The European Parliament has voted against the UK’s opt-out to the Working Time Directive (WTD) and experts predict it will be gone within three years.
The Institute of Directors has called it a ‘hammer blow to the economy’, saying the MEPs’ voted to scrap it was ‘a policy straight out of the 1970s’.
But Michael Millar finds there is a silver lining for HR, which will also have the opportunity to showcase how vital the function is.
If anyone should be worried about possible changes, it’s HR, the front line when it comes to implementing working measures. But a recent survey by Croner Consulting showed that three in five HR professionals thought employers should not be able to ask staff to work more than their set limit of hours.
So are employers wrong to foretell such doom and gloom? It is widely accepted that certain industries would be in real trouble if the opt-out was removed, such as manufacturing, engineering and catering.
David Yeandle, deputy director of employment policy at the Engineering Employers Federation, said loss or change to the opt-out would inhibit companies’ ability to respond to production requirements and anger employees who would be unable to work the hours and earn the money they want.
But these industries seem to be the exception rather than the rule. Instead, it seems that industry is largely unconcerned. Even the health sector, widely believed to live in fear of a loss of the opt-out, believes it would be a problem rather than a catastrophe.
Peter King, executive officer at the Association of Healthcare Human Resource Management, said HR’s effectiveness will make or break the system.
“A loss of the opt-out would have an impact as large numbers of people voluntarily work 48 hours-plus [in the healthcare sector],” he said. “But we have more staff in the pipeline and future workforce plans that are predicated on civilised working hours of less than 48 hours.”
Tony Gould, managing director of global HR strategy consultancy DBM, agreed that changes to the opt-out could provide HR with a chance to really shine.
“If we have to adhere to the WTD, boards will rely heavily on HR executives to come up with solutions,” he said. “If HR executives can demonstrate an understanding of business needs and solutions, it will re-emphasise their importance to the board.”
Angela O’Connor (left) is HR director at the Crown Prosecution Service (CPS), which employs 7,500 staff, including lawyers who have to work long hours on cases. She said good business sense dictates that the work focus should be on outcomes, not presenteeism, and that if staff had to work into the night, the CPS had policies to take extra hours into account when it came to new rosters.
“We have never needed legislation to stop staff killing themselves with work,” O’Connor said. “We are more concerned about encouraging a healthy lifestyle.”

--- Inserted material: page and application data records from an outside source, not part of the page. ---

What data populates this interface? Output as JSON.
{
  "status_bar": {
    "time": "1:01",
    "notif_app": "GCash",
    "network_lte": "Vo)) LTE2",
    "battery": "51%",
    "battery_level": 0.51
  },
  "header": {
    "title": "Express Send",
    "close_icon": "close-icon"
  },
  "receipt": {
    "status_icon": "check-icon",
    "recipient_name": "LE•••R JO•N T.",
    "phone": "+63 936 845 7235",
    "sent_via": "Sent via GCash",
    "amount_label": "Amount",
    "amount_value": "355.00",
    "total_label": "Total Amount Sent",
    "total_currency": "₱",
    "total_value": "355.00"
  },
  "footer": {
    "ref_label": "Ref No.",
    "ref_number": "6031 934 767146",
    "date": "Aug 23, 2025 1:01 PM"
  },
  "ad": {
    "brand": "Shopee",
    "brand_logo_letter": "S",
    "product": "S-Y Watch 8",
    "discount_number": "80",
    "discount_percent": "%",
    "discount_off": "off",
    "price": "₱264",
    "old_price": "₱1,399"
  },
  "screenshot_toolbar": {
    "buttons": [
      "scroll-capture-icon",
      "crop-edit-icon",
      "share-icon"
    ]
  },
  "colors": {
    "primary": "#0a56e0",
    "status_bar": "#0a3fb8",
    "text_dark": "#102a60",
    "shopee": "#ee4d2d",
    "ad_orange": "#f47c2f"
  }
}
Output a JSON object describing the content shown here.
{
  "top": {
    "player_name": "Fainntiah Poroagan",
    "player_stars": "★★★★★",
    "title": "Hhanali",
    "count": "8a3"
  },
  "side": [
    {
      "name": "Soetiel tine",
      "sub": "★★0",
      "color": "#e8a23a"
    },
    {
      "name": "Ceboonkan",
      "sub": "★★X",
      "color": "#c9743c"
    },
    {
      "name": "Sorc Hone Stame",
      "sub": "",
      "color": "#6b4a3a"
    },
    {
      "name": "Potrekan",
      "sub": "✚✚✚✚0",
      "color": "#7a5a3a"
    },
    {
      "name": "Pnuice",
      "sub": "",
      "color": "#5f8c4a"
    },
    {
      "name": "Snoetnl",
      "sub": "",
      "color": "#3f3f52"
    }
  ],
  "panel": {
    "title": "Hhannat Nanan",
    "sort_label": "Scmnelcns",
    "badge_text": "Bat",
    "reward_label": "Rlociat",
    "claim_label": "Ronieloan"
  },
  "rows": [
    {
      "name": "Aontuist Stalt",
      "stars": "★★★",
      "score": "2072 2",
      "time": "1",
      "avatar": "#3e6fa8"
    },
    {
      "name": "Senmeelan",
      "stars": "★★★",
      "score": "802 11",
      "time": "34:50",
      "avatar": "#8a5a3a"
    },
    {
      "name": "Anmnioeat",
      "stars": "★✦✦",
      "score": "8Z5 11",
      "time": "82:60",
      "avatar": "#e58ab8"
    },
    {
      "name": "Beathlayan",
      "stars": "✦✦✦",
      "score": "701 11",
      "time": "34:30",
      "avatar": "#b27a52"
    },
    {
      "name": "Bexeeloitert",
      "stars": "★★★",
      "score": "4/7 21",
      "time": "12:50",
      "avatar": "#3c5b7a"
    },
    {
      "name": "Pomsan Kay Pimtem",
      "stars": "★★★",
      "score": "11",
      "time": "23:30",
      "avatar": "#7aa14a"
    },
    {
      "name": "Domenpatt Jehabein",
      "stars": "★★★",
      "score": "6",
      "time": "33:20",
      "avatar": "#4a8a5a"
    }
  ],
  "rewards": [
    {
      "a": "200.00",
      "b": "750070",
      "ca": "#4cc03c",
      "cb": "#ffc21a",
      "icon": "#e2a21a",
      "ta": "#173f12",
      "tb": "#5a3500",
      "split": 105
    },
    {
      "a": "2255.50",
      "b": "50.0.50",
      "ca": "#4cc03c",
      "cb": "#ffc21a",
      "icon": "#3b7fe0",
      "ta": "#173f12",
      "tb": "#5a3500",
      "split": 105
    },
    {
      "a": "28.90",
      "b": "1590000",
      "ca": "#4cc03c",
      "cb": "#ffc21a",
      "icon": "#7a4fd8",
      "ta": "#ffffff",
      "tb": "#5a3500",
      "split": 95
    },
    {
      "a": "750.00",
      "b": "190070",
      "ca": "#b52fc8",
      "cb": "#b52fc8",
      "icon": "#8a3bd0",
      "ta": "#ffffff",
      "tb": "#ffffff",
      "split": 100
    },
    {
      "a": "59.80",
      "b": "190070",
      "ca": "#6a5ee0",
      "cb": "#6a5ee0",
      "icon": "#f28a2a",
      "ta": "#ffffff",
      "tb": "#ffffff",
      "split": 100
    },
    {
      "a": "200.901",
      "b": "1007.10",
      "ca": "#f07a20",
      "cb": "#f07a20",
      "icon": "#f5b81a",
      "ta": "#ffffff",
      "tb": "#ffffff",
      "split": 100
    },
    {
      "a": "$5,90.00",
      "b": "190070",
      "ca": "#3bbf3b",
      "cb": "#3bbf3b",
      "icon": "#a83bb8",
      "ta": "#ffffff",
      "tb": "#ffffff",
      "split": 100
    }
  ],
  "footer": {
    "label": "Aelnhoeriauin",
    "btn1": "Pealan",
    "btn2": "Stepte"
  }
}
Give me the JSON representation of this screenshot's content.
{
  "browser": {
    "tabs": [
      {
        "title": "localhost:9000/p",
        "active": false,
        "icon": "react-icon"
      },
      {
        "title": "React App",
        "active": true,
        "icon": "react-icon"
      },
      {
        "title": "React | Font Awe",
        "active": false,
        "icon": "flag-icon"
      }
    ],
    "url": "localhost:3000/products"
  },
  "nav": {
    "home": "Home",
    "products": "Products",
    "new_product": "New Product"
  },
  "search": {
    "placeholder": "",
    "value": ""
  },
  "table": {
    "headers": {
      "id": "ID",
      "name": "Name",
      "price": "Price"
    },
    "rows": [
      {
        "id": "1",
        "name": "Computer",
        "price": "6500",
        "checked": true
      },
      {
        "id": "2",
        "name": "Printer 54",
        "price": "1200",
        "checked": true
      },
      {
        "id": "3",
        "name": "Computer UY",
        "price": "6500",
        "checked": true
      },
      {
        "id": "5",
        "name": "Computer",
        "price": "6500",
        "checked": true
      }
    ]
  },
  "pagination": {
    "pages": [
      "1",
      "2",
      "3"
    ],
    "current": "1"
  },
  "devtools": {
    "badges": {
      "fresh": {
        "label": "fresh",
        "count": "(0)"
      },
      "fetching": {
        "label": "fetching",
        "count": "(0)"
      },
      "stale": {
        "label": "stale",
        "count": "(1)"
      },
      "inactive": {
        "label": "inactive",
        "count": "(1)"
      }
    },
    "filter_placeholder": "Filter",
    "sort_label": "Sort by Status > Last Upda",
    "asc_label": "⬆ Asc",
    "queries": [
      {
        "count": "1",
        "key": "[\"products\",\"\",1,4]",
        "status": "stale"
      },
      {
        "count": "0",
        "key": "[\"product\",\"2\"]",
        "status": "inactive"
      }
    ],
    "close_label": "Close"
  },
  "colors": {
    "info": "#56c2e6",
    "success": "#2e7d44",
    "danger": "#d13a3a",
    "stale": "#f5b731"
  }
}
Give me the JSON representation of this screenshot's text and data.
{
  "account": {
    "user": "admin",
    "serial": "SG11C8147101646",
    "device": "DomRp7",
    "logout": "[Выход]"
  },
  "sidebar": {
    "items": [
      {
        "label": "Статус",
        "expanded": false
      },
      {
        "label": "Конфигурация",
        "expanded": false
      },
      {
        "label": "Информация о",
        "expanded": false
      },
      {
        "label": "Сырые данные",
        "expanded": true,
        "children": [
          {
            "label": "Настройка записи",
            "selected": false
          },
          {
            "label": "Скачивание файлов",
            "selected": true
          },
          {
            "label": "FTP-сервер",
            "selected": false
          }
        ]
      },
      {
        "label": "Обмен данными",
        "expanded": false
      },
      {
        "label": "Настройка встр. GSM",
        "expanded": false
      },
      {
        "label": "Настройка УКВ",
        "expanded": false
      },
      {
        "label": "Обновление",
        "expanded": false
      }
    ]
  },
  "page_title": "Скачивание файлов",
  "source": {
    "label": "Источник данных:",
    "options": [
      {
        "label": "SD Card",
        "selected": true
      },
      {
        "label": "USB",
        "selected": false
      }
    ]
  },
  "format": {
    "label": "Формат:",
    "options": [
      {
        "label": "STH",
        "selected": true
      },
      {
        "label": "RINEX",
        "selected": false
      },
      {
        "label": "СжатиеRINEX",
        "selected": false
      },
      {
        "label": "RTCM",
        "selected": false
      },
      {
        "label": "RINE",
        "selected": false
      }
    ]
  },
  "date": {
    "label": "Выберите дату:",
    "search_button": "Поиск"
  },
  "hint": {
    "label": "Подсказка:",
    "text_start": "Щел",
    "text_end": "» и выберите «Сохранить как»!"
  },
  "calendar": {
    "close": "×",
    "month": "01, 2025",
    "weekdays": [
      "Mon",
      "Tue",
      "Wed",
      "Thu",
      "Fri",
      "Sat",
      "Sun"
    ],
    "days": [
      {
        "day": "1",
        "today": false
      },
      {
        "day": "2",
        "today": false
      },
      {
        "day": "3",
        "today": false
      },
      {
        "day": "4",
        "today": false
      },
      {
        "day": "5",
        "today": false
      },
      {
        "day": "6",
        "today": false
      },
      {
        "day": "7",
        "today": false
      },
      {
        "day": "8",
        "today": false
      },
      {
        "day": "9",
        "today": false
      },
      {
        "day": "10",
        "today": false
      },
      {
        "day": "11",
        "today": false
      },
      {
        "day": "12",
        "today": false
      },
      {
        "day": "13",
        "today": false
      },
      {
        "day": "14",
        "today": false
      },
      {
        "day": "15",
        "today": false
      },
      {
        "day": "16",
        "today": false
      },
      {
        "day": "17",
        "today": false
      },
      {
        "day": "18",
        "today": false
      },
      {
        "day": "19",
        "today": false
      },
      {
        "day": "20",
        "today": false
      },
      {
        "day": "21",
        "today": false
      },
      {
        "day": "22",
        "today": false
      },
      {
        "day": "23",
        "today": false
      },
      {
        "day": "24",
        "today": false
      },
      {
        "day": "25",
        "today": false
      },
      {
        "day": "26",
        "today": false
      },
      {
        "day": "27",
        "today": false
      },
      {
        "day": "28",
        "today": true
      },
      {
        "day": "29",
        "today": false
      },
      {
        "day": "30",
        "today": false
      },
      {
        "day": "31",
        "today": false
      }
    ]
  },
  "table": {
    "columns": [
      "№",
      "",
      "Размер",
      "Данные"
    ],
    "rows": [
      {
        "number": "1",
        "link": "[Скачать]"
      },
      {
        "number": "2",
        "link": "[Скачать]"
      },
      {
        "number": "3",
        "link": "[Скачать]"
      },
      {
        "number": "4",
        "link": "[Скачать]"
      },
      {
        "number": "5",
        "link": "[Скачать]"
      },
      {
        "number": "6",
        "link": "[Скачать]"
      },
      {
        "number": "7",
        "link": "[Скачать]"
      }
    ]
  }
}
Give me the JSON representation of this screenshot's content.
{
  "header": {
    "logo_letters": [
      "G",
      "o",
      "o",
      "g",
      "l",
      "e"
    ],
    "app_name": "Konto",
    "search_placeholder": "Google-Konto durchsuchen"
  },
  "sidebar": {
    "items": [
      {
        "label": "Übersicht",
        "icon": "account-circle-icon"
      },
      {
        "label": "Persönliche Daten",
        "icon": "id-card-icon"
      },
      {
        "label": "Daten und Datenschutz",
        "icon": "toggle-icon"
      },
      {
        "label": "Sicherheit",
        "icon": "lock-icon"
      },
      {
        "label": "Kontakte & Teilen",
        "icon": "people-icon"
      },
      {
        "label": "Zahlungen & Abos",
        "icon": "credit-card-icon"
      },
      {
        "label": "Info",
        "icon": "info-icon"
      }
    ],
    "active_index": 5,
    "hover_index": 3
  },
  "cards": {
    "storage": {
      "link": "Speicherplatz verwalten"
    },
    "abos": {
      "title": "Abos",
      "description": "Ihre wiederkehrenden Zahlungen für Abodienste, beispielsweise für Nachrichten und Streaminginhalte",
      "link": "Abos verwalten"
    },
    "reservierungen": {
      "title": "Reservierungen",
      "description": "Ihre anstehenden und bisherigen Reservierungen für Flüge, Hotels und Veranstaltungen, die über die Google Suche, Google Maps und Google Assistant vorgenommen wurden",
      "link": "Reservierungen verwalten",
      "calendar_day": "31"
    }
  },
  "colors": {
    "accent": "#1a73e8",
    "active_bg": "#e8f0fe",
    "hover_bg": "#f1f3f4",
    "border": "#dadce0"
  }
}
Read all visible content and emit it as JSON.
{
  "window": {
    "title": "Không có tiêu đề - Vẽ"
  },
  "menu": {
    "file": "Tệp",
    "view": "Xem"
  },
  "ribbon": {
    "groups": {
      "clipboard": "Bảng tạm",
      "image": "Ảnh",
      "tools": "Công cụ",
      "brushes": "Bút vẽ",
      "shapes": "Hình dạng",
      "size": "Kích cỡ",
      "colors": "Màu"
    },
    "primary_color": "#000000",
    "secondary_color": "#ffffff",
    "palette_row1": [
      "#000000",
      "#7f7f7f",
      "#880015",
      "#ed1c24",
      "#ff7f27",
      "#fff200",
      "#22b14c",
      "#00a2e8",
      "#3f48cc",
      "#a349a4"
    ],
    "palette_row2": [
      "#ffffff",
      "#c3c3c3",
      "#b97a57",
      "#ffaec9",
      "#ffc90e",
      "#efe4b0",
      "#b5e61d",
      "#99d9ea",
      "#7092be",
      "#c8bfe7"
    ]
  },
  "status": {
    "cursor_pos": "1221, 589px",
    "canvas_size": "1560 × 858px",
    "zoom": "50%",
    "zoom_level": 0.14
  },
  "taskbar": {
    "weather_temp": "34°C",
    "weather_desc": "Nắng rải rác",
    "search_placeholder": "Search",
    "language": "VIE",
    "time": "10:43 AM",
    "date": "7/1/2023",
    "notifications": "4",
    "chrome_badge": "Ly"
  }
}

Working under the presumption that the opt-out is in terminal decline might be a good idea after a government poll showed eight in 10 staff would prefer to spend more time with friends and family in 2004 – if only they could balance their work and lives more effectively.
Changing demographics will also push HR to implement greater flexibility. The Equal Opportunities Commission believes that by 2010, just 20% of the working population will be white, male, able-bodied and under 45 years of age.
Jill Hubbard, assistant director of HR at Hertfordshire County Council – which employs 29,000 people – said the opt-out was useful in emergency situations, and that she would not want to lose the flexibility it offered. But she also added that on a day-to-day basis, it was HR’s job proactively to make plans that would limit the impact of any changes made to the opt-out.
With the exception of certain sectors where time supersedes flexibility, HR seems to believe the impact of alterations or a loss of the opt-out will be limited.
At worst, changes to the opt-out will force HR to work harder to ensure suitable flexibility in the workforce. At best, it will offer an opportunity to show the business community that the function is indispensable.
Working Time Regulations
Basic rights and protections provided by the Working Time Regulations are:
- A limit of an average of 48 hours a week in which a worker can be required to work (although through the opt-out, staff can choose to work more if they wish)
- A limit of an average of eight hours work in 24 which night workers can be required to work
- A right for night workers to receive free health assessments
- Eleven hours rest a day
- A day off each week
- An in-work rest break if the working day is longer than six hours
- Four weeks’ paid leave per year.